PROBLEM REQUIREMENTS: All lines from the one containing "Parse this screenshot: output" through the end of the data below must be reproduced exactly, and no others.

DATA EXCERPTS START

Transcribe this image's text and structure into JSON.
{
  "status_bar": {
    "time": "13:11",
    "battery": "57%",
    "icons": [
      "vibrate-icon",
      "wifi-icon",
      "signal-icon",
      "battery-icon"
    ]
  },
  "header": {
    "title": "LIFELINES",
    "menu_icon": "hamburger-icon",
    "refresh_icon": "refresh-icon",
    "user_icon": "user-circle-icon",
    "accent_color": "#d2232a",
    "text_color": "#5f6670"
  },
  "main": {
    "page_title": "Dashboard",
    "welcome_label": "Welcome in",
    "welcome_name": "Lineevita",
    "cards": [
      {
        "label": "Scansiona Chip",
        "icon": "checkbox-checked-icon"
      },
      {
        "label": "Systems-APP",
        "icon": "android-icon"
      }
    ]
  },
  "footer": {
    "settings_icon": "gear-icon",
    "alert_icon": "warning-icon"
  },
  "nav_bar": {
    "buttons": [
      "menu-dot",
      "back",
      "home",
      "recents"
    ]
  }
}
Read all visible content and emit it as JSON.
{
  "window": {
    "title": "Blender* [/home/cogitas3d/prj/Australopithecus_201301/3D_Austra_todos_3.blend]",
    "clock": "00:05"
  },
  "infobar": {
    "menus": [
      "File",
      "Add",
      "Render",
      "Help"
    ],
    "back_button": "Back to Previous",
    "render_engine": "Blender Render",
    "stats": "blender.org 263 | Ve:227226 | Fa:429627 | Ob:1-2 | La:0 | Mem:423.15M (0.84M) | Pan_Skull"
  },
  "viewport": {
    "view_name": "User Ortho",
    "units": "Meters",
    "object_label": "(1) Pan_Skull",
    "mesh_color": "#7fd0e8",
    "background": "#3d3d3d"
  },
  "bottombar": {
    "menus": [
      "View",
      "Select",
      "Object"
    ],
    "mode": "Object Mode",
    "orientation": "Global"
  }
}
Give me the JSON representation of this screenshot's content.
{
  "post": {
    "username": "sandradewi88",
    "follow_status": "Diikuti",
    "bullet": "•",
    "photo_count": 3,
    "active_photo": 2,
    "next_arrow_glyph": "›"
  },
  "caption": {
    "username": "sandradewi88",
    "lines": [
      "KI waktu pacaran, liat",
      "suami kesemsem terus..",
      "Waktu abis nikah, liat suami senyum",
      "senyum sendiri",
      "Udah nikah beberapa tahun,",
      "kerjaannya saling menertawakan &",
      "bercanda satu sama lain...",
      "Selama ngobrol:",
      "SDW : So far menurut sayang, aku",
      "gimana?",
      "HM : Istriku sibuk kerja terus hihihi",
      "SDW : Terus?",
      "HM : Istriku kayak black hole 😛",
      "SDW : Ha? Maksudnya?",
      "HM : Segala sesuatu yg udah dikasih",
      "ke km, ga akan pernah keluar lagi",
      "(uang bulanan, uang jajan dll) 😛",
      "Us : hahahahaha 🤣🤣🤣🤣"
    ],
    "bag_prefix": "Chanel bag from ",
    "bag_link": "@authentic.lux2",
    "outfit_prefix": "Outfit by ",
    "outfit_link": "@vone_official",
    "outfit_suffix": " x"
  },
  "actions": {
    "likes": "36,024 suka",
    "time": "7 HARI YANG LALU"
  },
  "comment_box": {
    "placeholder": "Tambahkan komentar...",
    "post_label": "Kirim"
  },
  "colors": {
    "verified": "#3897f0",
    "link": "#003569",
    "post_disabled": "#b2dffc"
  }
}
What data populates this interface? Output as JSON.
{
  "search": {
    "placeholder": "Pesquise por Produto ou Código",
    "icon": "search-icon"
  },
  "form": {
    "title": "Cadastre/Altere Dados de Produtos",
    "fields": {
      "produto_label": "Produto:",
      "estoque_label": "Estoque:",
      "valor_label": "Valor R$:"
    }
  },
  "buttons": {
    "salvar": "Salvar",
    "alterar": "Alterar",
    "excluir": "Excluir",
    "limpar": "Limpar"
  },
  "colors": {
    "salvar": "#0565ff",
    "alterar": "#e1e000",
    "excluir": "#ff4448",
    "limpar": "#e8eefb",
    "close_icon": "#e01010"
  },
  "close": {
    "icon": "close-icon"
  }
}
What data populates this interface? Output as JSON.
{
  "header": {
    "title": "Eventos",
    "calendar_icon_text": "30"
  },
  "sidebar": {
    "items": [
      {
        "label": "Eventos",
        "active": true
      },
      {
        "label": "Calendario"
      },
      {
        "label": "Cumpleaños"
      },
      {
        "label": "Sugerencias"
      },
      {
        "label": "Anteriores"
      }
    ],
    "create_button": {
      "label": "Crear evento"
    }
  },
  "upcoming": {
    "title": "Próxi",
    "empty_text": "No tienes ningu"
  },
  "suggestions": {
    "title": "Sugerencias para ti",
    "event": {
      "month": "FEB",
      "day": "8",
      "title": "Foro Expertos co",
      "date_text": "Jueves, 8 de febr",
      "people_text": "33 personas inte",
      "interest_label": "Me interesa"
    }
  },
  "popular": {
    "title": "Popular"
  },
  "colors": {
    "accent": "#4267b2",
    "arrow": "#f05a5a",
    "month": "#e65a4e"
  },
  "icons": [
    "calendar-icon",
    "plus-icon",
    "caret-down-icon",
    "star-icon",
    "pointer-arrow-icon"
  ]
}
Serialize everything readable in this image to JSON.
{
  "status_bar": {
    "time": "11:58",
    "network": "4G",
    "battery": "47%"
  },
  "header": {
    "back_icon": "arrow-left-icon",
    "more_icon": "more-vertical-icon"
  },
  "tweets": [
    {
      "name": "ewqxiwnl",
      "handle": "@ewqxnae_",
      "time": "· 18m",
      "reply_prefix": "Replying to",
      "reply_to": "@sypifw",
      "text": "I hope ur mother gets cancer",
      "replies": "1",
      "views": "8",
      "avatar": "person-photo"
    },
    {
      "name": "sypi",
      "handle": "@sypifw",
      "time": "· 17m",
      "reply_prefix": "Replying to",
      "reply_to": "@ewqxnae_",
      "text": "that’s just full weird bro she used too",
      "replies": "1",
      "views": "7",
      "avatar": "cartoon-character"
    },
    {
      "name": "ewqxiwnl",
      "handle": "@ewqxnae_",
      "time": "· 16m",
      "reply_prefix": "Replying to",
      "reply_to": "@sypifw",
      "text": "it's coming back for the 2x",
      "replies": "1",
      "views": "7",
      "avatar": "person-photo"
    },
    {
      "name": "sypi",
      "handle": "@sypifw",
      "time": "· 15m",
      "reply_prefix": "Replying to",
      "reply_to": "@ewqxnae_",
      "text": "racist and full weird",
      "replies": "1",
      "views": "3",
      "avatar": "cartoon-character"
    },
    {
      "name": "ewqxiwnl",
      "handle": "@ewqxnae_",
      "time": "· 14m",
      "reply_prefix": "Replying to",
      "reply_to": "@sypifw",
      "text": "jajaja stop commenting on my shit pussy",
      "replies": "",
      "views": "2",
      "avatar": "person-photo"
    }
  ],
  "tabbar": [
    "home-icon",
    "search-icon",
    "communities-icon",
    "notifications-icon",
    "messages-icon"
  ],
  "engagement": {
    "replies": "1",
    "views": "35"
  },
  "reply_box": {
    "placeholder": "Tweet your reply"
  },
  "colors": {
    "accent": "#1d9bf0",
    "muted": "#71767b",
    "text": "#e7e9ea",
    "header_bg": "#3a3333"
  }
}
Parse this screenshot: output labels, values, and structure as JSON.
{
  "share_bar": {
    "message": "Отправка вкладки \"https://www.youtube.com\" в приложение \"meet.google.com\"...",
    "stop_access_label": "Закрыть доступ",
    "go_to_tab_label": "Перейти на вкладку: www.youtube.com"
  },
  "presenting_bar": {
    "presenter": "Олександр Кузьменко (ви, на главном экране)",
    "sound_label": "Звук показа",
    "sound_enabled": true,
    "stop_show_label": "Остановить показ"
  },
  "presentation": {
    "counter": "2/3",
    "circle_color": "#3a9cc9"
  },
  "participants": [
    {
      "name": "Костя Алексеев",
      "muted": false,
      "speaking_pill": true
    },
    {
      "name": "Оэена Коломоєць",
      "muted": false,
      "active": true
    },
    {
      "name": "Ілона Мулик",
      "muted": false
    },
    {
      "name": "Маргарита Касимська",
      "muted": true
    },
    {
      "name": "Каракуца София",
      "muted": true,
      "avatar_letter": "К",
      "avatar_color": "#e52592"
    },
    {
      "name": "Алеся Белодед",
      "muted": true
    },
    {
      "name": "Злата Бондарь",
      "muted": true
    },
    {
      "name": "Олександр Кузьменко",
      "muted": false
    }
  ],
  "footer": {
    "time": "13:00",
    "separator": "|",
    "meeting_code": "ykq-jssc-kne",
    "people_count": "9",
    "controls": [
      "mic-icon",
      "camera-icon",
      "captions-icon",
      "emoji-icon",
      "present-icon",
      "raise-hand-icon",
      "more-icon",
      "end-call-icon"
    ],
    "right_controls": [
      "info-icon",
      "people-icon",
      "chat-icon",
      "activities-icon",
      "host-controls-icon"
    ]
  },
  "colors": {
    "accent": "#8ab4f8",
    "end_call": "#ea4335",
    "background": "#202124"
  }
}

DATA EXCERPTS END

RESULT OF THE TASK:
Parse this screenshot: output labels, values, and structure as JSON.
{
  "share_bar": {
    "message": "Отправка вкладки \"https://www.youtube.com\" в приложение \"meet.google.com\"...",
    "stop_access_label": "Закрыть доступ",
    "go_to_tab_label": "Перейти на вкладку: www.youtube.com"
  },
  "presenting_bar": {
    "presenter": "Олександр Кузьменко (ви, на главном экране)",
    "sound_label": "Звук показа",
    "sound_enabled": true,
    "stop_show_label": "Остановить показ"
  },
  "presentation": {
    "counter": "2/3",
    "circle_color": "#3a9cc9"
  },
  "participants": [
    {
      "name": "Костя Алексеев",
      "muted": false,
      "speaking_pill": true
    },
    {
      "name": "Оэена Коломоєць",
      "muted": false,
      "active": true
    },
    {
      "name": "Ілона Мулик",
      "muted": false
    },
    {
      "name": "Маргарита Касимська",
      "muted": true
    },
    {
      "name": "Каракуца София",
      "muted": true,
      "avatar_letter": "К",
      "avatar_color": "#e52592"
    },
    {
      "name": "Алеся Белодед",
      "muted": true
    },
    {
      "name": "Злата Бондарь",
      "muted": true
    },
    {
      "name": "Олександр Кузьменко",
      "muted": false
    }
  ],
  "footer": {
    "time": "13:00",
    "separator": "|",
    "meeting_code": "ykq-jssc-kne",
    "people_count": "9",
    "controls": [
      "mic-icon",
      "camera-icon",
      "captions-icon",
      "emoji-icon",
      "present-icon",
      "raise-hand-icon",
      "more-icon",
      "end-call-icon"
    ],
    "right_controls": [
      "info-icon",
      "people-icon",
      "chat-icon",
      "activities-icon",
      "host-controls-icon"
    ]
  },
  "colors": {
    "accent": "#8ab4f8",
    "end_call": "#ea4335",
    "background": "#202124"
  }
}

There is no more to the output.